Reports vary on this point. Some experts asserted earlier this year, before Sept. 11, that Osama bin Laden employed steganography, a technology that allowed him to conceal messages in the pixels of graphic files posted on the Net. However, two separate FBI reports have stated that hijackers in the September attacks used throwaway, freebie e-mail accounts accessed from public libraries.
Ross Anderson, who leads the security group at the Cambridge University Computer Laboratory has commented at his Web site: "Only a stupid criminal will encrypt his traffic, as it will bring him to the attention of authority. The technologies the police ought to have been worried about are not 'encryption on the Internet' but things like pre-paid mobile phones.
"Al-Qaeda's communications security was fit for purpose, in that their attack took the agencies completely by surprise. It did not involve encryption. It did involve hiding messages -- among the zillions of innocuous e-mails that pass across the Internet each day."
Just the same, Richardson acknowledges that "FreeS/WAN could be used by anybody -- good, bad, or evil."
He and his colleagues speculate about what could happen if terrorists were found to have used their product. They wonder if Gilmore could be accused of aiding terrorists or be made to cut funding to the FreeS/WAN project. Briggs ventures that if Gilmore were so restrained, there are like-minded people outside the U.S. who would immediately step in and keep the project alive. Richardson says that he and other team members may now be a little more cautious about what they say on unecrypted telephones. "We're already cautious to the point of paranoia," he says.
Briggs says that since Sept. 11, he's grown more aware of the need to continue his work. He says that he was "disgusted" by the U.S. government's "need for retribution" in the weeks after the attacks. "If they really cared about cracking down on terrorism, maybe they shouldn't piss people off (through foreign policy)," he says.
Briggs and Richardson both fear that a full-court press on dissent in general is in the offing. "We knew 10 o'clock on Sept. 11 that this was going to be used as an excuse to remove freedoms, all sorts of freedoms that have nothing to do with what really happened," Richardson says.
"As recent events attest, there is a strong tendency in law enforcement to do exactly that -- such as searching every person who enters an airport, whether there is any reason to suspect them of a crime or not,'' Gilmore agrees.
"Whether we're talking about the U.S. Bush Administration, the U.S. Nixon Administration, or the legitimate governments of Burma, Mexico, or France, history clearly shows that if you hand those levers of power and control to high officials, many of them will use them to corrupt democracy, equal protection, and rule of law. When a society has to confront these problems, it's a much bigger deal and a much harder task than dealing with a few buildings smashed and a few thousand people dead.''

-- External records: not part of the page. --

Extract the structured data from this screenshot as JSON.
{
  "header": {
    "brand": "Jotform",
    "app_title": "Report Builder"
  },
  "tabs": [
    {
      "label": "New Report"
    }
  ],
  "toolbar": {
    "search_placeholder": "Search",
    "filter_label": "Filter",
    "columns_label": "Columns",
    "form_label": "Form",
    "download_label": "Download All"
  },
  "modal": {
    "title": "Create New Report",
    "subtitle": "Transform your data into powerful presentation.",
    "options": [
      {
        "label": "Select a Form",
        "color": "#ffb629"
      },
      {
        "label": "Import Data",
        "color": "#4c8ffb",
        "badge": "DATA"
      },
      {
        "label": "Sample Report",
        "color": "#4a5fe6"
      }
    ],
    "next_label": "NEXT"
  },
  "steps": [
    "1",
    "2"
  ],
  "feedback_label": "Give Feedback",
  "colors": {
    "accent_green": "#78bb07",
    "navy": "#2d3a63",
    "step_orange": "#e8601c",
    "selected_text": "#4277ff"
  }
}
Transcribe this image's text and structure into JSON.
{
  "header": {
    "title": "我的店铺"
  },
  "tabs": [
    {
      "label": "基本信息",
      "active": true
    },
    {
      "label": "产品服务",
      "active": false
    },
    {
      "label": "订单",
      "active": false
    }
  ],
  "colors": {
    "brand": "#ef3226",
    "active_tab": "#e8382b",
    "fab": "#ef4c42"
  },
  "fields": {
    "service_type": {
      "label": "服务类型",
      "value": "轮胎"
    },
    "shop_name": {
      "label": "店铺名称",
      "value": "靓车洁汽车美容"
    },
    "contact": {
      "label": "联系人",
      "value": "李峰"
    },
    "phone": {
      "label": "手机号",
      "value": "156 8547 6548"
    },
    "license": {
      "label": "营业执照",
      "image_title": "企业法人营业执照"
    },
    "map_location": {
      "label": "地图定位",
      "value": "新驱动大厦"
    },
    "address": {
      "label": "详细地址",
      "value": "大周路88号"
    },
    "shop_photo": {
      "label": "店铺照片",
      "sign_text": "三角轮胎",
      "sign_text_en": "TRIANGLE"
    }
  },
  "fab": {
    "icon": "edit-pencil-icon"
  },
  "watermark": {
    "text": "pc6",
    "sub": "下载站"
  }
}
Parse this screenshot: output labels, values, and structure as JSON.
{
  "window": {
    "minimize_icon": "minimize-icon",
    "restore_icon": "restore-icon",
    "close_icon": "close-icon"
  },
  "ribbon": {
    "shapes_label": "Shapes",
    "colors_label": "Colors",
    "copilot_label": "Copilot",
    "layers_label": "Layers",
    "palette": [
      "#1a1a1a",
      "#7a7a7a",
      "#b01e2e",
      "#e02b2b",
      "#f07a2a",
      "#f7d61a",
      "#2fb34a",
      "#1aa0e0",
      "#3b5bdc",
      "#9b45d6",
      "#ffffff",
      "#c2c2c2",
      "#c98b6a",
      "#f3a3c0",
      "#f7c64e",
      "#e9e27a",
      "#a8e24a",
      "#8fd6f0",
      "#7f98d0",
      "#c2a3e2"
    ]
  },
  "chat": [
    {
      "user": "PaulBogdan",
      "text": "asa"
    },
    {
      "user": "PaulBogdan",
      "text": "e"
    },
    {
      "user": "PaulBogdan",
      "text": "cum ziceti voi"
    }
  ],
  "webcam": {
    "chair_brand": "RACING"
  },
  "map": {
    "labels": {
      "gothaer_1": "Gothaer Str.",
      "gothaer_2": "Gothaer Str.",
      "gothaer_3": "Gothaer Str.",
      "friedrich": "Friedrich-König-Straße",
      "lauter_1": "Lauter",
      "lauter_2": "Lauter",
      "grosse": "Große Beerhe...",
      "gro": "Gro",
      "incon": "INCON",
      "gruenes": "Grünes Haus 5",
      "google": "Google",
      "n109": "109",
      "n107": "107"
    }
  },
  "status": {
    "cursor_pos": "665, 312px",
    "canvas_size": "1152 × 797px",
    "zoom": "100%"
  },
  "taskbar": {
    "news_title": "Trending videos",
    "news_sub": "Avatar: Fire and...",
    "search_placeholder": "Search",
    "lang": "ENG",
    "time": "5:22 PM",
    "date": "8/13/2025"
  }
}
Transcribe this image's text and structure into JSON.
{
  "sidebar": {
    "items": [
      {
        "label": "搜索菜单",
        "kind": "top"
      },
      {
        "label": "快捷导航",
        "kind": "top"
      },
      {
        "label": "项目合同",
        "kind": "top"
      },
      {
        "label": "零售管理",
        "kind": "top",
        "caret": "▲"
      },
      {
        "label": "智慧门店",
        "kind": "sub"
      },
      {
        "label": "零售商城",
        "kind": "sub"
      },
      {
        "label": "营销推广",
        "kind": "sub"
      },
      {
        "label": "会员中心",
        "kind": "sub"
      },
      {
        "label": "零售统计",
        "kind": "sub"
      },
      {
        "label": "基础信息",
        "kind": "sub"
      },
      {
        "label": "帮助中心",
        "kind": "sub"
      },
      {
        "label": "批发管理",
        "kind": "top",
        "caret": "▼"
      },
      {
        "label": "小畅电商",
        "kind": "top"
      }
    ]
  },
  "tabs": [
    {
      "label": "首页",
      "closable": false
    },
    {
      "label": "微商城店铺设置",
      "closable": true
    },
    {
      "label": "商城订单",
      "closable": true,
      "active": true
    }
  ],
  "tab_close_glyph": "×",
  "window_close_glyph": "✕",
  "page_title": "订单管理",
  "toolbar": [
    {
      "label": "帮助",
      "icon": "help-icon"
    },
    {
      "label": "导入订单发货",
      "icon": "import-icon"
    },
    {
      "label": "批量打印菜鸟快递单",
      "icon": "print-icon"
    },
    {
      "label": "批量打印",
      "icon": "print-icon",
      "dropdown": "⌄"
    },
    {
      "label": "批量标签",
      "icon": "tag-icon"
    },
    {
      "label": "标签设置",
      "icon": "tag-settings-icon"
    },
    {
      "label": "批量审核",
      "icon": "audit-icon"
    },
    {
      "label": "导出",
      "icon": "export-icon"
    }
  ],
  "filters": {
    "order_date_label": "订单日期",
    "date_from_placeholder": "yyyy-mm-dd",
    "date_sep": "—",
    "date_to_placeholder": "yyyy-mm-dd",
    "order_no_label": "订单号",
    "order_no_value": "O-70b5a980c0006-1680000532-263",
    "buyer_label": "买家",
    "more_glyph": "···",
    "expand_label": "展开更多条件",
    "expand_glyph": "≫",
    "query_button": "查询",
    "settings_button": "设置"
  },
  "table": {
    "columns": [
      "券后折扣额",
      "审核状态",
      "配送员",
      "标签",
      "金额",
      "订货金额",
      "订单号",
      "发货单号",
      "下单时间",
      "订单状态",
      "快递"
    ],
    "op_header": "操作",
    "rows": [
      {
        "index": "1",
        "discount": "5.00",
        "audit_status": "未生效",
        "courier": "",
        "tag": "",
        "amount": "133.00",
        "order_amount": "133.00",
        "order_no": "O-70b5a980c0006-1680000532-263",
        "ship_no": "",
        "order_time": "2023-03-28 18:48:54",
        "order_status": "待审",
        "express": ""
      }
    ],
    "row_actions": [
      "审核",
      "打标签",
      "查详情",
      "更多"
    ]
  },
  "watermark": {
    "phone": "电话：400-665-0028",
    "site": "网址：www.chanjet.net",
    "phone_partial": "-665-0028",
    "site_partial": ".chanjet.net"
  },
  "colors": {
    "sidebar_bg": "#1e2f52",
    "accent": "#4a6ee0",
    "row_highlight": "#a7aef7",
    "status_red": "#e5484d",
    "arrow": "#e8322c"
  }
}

FreeS/WAN remains their contribution in what they see as a fight against a slippery slide from sanctioned wiretapping to a Big Brother state, unchecked by judicial oversight. Speaking broadly about efforts such as FreeS/WAN, Briggs says: "This is what keeps the government in check so they don't abuse their power."